> Assignment: Among the records below, find the lines that contain "true" and copy each of them.

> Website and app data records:
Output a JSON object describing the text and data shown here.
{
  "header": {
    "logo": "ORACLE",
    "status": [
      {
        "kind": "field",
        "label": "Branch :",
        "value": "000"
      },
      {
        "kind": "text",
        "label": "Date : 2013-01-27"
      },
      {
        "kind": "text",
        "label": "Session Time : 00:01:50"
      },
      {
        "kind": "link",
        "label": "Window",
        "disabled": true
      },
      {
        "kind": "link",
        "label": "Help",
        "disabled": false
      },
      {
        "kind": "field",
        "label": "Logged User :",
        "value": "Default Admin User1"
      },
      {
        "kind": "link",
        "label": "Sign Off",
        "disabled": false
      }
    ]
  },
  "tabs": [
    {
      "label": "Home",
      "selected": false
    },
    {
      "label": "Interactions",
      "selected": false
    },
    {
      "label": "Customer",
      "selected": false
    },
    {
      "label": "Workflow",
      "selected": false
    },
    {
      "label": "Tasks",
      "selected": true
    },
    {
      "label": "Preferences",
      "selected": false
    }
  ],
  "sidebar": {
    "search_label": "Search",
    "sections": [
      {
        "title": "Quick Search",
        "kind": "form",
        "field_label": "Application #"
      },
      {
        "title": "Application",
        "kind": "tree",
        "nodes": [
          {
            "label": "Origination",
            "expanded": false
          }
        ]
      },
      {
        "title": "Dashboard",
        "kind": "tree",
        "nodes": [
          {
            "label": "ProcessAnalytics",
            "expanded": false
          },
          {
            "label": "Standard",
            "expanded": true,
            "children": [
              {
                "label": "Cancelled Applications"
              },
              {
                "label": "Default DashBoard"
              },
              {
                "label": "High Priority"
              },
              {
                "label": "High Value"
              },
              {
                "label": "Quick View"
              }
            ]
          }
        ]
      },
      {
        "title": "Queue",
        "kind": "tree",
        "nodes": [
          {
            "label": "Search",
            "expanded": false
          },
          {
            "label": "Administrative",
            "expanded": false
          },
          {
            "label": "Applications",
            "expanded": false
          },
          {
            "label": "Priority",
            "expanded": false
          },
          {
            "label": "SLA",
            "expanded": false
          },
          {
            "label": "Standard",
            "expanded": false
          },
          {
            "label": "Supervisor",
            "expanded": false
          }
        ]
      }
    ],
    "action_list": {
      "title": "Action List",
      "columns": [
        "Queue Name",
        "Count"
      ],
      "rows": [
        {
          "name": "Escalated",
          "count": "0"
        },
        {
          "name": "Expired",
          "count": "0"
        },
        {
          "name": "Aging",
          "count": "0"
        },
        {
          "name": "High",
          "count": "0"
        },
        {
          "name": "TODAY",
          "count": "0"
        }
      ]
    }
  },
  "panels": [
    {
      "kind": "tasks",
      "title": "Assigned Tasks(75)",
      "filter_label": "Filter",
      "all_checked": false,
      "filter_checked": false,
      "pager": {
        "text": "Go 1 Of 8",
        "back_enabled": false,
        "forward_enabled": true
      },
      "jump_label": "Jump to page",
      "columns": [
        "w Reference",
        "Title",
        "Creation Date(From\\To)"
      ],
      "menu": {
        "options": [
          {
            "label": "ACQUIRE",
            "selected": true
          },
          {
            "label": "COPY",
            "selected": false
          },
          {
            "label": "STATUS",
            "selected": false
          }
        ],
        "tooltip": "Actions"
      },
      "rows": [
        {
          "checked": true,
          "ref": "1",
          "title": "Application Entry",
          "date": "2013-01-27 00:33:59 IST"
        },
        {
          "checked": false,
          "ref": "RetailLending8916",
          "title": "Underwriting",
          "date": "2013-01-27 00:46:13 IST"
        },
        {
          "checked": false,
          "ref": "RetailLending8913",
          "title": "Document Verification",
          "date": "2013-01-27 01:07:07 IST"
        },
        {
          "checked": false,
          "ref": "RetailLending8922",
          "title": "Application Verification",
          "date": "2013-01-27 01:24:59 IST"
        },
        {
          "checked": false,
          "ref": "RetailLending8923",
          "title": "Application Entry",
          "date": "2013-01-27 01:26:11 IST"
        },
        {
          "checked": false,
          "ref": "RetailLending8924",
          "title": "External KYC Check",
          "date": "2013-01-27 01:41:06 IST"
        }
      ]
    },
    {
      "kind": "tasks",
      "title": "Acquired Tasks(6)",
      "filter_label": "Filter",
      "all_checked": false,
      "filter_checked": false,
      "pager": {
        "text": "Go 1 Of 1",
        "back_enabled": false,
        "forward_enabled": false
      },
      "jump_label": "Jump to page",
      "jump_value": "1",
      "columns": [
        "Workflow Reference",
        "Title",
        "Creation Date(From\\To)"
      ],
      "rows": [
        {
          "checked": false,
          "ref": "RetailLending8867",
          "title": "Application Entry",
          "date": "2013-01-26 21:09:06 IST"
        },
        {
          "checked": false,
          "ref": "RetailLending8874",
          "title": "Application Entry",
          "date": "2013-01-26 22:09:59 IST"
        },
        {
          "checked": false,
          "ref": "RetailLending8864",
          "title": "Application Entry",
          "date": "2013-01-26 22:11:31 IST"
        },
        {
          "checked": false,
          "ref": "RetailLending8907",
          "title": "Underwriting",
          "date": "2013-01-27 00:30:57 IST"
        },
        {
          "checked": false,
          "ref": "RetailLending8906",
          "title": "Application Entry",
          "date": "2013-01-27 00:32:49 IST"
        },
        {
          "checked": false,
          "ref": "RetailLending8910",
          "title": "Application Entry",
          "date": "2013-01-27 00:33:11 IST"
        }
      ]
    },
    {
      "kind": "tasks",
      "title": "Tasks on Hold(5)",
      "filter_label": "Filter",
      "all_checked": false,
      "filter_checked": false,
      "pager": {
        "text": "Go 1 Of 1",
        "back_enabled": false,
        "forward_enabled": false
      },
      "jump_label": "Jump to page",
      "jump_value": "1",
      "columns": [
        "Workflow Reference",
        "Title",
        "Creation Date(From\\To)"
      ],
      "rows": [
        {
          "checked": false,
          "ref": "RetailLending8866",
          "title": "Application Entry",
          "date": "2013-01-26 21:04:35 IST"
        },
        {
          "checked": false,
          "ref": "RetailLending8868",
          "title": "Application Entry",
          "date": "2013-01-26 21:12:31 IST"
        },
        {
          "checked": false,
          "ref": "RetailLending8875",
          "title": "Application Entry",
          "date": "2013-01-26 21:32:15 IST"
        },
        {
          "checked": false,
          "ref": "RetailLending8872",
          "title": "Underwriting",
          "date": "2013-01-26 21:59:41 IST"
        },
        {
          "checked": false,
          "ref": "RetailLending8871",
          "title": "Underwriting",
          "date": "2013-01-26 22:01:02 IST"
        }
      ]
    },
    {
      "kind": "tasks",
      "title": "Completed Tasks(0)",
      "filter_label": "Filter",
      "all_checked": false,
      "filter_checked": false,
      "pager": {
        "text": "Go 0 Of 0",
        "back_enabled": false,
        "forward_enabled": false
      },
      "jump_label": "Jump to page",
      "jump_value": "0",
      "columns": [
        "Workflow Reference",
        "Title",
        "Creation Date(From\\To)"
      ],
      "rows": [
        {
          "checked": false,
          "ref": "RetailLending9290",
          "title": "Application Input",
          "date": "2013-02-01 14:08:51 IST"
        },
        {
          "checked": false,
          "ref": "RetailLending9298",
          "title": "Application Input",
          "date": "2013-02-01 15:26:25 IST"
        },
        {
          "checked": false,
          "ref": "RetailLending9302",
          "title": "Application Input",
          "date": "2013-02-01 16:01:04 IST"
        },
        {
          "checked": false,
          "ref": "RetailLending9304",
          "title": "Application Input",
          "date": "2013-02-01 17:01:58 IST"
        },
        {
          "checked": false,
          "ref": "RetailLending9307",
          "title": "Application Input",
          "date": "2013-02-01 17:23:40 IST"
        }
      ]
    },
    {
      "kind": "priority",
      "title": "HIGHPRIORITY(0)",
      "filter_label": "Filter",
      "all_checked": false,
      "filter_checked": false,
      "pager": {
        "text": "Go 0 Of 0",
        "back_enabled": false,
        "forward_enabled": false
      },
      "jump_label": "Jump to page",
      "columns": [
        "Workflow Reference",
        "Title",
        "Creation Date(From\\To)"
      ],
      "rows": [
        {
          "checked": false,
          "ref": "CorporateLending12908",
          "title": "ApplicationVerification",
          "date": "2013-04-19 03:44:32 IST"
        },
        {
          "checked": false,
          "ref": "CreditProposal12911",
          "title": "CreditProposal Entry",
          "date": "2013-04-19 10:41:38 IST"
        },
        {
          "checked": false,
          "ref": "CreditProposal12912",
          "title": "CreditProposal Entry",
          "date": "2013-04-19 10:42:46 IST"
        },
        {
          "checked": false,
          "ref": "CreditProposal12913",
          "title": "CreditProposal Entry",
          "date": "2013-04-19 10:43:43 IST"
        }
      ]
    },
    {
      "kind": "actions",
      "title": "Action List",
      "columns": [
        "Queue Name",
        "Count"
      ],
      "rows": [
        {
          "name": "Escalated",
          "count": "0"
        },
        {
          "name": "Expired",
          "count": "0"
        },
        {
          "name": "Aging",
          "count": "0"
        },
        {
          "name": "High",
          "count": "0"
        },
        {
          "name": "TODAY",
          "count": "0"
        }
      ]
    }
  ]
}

> Result of the exercise:
        "disabled": true
      "selected": true
            "expanded": true,
        "forward_enabled": true
            "selected": true
          "checked": true,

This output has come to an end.